Except, just like enlistment papers, a line must be signed on loan agreements consenting to the loans. For military members, it is their time, service, and, quite possibly, life. For the student, their future income is at stake. The case now however, is that one party is attempting to justify a breach of contract, and thus nullify the meaning of the other.
Iraq War veteran and conservative pundit Rob Smith enunciated this sentiment in a tweet last Wednesday:
I joined the military at 17-years-old to serve my country and to help pay for my education.
I have very little student debt because my blood, sweat, and tears got me my education. #CancelStudentDebt says my service and sacrifice doesn’t matter.
— Rob Smith 🇺🇸 (@robsmithonline) June 26, 2019
Despite Smith’s blood, sweat, and tears, his pocketbook would come into play to pay for what Daily Wire’s Michael Knowles calls “welfare for the rich.” Like the majority of the enlisted military, Smith comes from a working-class family, whereas the majority of college students grew up in high-income households. Former Navy Seal and now Congressman, Dan Crenshaw (R-TX), addressed this moral hazard via Twitter on Wednesday:
When you say #cancelstudentdebt, you’re saying a minority of people who had the advantage of obtaining a degree should have their debt paid off by hardworking taxpayers, 2/3 of whom don’t have degrees themselves, or already paid their own student debt off.
This is immoral.
— Dan Crenshaw (@DanCrenshawTX) June 25, 2019
Through a new free college for all policy, the same veterans who earned their education through service would now pay increased taxes to finance the education of others who did not. Terms of service would become equivalent to merely existing, thus denigrating the value of service of hundreds of thousands of veterans and also disincentivizing an entire segment of potential military recruits who may have joined for educational opportunity. With a booming economy and unprecedented lows in unemployment, American military recruiting has seen a drop from its already dwindling pools of eligible recruits. Despite few recruits joining solely for the G.I. Bill, the loss of it as a possible recruiting tool could have larger implications as the nation speculates potential conflicts with China, Iran, and Russia.
The issue becomes further exacerbated when considering the impact of also educating illegal immigrants.
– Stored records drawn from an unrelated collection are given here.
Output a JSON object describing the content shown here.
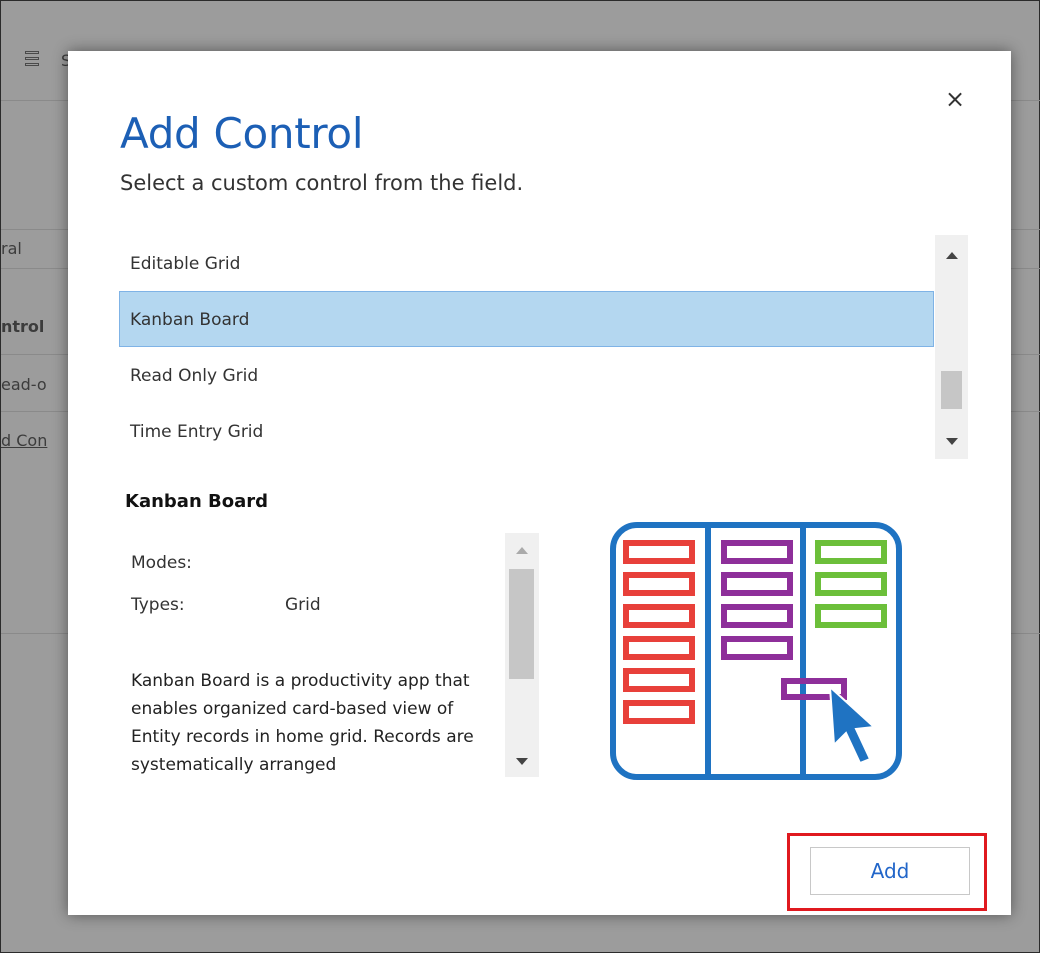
{
  "background": {
    "fragments": [
      "S",
      "ral",
      "ntrol",
      "ead-o",
      "d Con"
    ]
  },
  "dialog": {
    "close_label": "×",
    "title": "Add Control",
    "subtitle": "Select a custom control from the field.",
    "controls": [
      {
        "label": "Editable Grid",
        "selected": false
      },
      {
        "label": "Kanban Board",
        "selected": true
      },
      {
        "label": "Read Only Grid",
        "selected": false
      },
      {
        "label": "Time Entry Grid",
        "selected": false
      }
    ],
    "detail": {
      "title": "Kanban Board",
      "modes_label": "Modes:",
      "modes_value": "",
      "types_label": "Types:",
      "types_value": "Grid",
      "description": "Kanban Board is a productivity app that enables organized card-based view of Entity records in home grid. Records are systematically arranged"
    },
    "add_label": "Add"
  },
  "colors": {
    "title": "#1c5fb5",
    "selection": "#b4d7f0",
    "highlight": "#e0191f",
    "kanban_blue": "#1f73c2",
    "kanban_red": "#e8403a",
    "kanban_purple": "#8e2f9a",
    "kanban_green": "#6cbf3a"
  },
  "icons": {
    "close": "close-icon",
    "illustration": "kanban-board-illustration"
  }
}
Last November, New York’s state legislature passed the “Dream Act,” a bill providing financial aid to illegal immigrants at its public universities. It has become the seventh state to do so, following California, Minnesota, New Mexico, Oregon, Texas and Washington. Five of these seven states that provide state funds for the education of illegal immigrants rank within the top seven states in total homelessness, and four rank within the top five states with the most homeless veterans.
Republican state Sen. Daphne Jordan described the legislation as “a slap in the face for all the hardworking taxpayers who play the rules and struggle for the costs of a college education.” Furthermore, it is an offense to the nearly 107,000 Americans naturalized from 35 different countries through military service since 2001 who have additionally received a G.I. Bill. These slights should come as no surprise to veterans, however, who have seen Democrats lobby for policy that would limit both their educational and healthcare options, all while promising unrestricted access to both for illegal immigrants.
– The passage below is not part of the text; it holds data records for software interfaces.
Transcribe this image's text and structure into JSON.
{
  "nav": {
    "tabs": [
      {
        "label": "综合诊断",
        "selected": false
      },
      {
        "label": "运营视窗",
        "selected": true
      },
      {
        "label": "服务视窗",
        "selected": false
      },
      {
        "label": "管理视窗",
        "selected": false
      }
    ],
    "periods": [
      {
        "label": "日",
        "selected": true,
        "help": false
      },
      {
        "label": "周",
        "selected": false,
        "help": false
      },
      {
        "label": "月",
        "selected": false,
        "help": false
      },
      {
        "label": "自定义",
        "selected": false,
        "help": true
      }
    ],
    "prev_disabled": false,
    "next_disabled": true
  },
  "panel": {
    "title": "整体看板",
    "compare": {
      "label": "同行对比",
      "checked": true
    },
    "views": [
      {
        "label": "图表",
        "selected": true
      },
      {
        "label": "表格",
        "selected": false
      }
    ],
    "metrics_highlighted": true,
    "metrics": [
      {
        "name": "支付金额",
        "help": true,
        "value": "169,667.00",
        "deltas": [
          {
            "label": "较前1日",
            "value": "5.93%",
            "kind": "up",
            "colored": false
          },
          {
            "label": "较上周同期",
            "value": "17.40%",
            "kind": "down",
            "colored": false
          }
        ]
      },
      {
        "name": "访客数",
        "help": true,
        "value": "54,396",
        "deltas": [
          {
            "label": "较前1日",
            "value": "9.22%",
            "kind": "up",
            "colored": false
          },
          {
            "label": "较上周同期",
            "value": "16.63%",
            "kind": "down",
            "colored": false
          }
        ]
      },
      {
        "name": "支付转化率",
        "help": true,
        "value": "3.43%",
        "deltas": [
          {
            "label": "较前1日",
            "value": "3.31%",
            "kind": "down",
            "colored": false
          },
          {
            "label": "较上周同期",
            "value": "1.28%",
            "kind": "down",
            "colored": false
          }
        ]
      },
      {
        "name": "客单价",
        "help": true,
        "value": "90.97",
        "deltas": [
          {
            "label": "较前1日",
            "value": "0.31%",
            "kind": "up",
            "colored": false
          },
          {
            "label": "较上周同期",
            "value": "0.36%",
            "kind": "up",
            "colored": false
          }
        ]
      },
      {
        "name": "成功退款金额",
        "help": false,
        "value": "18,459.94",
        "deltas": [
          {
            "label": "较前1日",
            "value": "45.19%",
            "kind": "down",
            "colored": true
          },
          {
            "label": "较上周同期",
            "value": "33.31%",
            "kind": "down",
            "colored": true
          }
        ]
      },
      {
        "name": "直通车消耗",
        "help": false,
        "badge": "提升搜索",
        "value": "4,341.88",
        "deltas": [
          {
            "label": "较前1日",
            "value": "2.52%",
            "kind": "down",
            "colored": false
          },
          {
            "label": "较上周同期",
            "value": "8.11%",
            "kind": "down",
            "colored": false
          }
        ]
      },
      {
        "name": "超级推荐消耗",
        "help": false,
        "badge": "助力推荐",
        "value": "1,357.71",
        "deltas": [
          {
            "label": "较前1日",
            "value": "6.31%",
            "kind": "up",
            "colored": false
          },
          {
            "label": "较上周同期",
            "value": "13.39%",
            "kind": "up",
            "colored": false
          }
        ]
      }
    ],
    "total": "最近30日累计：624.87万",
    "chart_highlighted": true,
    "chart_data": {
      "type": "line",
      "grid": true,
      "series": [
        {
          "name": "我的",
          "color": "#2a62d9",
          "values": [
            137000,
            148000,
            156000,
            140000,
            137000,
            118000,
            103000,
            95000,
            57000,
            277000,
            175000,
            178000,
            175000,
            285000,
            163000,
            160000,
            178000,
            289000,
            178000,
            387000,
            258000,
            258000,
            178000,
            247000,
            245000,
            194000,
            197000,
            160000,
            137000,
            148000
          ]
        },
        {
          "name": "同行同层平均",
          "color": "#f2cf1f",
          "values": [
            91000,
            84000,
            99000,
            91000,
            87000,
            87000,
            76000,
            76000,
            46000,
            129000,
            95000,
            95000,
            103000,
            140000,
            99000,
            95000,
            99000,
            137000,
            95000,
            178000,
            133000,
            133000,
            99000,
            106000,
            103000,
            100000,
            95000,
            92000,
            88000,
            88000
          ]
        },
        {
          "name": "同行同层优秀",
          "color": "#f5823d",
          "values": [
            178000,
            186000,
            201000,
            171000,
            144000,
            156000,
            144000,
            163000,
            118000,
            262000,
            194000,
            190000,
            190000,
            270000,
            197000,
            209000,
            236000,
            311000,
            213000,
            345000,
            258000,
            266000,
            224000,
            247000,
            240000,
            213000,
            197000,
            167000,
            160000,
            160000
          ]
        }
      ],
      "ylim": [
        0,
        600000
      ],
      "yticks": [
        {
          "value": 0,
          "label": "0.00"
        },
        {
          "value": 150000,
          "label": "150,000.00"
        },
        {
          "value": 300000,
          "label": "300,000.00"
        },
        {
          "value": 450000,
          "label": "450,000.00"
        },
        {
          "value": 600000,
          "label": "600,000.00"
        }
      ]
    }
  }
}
The G.I Bill is not a reward, nor is it an entitlement program. It is a promissory fiscal expression of gratitude from the American people to the American service member for doing what they did not. It is a legislative symbol of respect, invitation back into civil society, and written documentation of the high regard to which America holds for its veterans. To alleviate the population of its student loan debt is to rescind this thankfulness, thus insulting and ultimately undermining the significance of the sacrifice, selflessness, and fidelity demonstrated by U.S. service members and their families, past and present.
The support for these newly proposed policies once again demonstrate the younger generation’s overdeveloped sense of entitlement and self-interest.
The views expressed in this article are the opinion of the author and do not necessarily reflect those of Lone Conservative staff.